=== Task to carry out ===
Match the word "score". Return each line of the data below where it appears.

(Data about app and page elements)
= = = = = = =
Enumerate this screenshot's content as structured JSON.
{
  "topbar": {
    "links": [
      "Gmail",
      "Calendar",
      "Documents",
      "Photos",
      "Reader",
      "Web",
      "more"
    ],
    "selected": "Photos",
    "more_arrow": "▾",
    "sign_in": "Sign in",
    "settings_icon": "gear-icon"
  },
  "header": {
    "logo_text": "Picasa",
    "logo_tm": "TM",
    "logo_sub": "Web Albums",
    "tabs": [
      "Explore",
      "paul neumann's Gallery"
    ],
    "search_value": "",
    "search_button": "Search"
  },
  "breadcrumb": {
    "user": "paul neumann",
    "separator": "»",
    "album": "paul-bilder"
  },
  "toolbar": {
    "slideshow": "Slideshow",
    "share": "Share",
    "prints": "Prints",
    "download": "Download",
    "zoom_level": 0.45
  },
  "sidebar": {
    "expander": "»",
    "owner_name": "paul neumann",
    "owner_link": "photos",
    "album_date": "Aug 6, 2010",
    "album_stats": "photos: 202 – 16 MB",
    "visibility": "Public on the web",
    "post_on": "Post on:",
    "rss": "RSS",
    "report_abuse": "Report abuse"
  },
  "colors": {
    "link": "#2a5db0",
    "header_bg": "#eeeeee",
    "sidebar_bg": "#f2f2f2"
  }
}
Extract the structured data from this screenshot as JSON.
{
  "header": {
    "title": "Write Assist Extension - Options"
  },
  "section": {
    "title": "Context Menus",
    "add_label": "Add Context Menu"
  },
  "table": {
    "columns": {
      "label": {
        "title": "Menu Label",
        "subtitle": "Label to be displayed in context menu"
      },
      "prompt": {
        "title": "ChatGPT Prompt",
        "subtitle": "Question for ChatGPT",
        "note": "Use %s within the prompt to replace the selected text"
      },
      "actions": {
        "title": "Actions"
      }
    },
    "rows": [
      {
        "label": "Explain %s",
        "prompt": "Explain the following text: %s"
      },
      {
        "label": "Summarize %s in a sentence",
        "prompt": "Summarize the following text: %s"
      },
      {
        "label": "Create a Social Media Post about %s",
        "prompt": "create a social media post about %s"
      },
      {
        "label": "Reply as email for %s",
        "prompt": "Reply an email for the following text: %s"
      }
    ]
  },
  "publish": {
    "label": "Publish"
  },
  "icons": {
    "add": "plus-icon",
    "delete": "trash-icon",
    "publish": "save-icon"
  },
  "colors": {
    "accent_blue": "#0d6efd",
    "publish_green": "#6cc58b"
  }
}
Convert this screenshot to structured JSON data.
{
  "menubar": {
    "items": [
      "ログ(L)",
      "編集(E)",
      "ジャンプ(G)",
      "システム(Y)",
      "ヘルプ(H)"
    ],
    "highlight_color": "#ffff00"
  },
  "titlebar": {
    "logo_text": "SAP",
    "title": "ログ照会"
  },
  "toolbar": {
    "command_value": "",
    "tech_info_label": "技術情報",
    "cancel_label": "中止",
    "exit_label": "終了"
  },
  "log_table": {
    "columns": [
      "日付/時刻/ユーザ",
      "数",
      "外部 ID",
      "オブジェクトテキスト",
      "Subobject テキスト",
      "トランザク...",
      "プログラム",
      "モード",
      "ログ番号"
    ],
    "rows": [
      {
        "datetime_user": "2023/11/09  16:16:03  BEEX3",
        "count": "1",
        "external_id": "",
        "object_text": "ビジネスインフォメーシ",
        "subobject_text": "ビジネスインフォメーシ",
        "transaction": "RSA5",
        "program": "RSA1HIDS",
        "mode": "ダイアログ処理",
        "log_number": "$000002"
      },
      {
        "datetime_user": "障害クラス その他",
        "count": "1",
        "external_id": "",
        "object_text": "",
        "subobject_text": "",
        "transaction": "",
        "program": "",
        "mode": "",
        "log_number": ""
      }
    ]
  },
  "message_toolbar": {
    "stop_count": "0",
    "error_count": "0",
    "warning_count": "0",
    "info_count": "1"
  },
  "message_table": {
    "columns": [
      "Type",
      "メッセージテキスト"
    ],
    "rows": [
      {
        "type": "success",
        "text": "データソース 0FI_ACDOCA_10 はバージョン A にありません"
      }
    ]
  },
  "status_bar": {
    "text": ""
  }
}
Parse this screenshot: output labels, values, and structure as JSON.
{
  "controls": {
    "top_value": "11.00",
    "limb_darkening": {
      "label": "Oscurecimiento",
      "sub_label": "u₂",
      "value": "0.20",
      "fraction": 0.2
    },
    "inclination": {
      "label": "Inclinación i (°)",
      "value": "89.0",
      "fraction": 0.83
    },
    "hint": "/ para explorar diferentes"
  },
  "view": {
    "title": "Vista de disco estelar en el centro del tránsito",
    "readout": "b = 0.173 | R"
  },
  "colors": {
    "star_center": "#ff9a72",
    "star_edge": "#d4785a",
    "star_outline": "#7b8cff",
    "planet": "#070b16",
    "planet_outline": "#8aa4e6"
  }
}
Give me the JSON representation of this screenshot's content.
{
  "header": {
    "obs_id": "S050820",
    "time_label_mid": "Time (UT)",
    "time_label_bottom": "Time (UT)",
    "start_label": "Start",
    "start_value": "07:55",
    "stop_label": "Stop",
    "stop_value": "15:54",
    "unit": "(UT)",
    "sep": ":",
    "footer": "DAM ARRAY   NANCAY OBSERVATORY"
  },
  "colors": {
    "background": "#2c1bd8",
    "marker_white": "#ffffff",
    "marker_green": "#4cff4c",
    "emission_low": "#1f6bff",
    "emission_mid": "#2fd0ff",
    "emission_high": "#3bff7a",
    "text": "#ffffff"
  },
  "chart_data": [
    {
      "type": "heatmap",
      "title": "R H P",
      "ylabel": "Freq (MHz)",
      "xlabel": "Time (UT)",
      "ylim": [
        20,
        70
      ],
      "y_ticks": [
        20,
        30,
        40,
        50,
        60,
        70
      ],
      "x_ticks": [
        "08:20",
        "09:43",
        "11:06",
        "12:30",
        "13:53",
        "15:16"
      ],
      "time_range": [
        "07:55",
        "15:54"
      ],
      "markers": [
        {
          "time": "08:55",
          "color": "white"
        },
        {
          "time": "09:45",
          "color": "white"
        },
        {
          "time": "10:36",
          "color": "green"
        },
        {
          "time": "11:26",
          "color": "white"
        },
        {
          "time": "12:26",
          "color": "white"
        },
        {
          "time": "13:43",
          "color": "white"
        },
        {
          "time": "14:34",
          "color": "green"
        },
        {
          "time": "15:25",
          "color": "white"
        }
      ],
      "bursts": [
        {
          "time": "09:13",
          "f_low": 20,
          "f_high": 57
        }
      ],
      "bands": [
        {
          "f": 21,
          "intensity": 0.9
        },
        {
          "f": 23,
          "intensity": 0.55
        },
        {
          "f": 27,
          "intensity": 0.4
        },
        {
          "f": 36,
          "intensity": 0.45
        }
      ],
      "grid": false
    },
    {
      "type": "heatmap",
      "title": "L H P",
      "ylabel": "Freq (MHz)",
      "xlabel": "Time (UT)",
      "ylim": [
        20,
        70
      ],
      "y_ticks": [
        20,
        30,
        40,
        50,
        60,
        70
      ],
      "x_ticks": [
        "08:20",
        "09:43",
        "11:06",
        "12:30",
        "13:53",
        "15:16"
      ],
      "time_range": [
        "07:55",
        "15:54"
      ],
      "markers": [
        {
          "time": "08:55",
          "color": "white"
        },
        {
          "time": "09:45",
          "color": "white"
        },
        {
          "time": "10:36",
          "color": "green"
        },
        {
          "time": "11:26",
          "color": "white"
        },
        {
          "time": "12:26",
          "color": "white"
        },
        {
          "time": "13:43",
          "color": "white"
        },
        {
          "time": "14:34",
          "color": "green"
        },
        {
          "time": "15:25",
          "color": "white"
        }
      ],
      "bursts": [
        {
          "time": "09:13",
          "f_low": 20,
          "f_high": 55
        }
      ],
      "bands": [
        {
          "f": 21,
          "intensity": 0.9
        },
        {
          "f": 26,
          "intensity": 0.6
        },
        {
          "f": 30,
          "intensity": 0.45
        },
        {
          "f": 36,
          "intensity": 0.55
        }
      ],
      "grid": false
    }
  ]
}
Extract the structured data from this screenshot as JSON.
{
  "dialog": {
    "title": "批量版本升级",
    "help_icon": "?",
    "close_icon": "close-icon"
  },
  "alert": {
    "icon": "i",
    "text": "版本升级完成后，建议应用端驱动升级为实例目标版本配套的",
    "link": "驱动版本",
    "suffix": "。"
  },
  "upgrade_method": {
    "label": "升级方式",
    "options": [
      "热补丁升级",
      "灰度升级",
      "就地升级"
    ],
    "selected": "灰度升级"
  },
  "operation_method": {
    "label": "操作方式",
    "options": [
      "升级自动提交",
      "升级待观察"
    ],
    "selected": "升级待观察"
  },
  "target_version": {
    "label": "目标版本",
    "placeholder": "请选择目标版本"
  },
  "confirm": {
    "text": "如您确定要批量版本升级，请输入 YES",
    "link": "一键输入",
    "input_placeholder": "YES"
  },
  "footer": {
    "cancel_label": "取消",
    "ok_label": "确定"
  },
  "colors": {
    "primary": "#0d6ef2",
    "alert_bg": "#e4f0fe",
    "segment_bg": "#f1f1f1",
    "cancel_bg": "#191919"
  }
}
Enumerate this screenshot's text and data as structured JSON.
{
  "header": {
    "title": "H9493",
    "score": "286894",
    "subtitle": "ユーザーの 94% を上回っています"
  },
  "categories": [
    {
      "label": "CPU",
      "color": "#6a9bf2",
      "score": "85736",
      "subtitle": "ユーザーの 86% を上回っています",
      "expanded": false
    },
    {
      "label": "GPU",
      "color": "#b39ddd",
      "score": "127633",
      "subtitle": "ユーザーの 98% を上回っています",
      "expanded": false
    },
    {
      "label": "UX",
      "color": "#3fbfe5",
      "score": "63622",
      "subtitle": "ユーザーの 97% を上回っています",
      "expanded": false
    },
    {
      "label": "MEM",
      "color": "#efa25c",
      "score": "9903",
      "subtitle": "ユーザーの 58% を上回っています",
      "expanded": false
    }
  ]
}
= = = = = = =
=== Result of the exercise ===
    "score": "286894",
      "score": "85736",
      "score": "127633",
      "score": "63622",
      "score": "9903",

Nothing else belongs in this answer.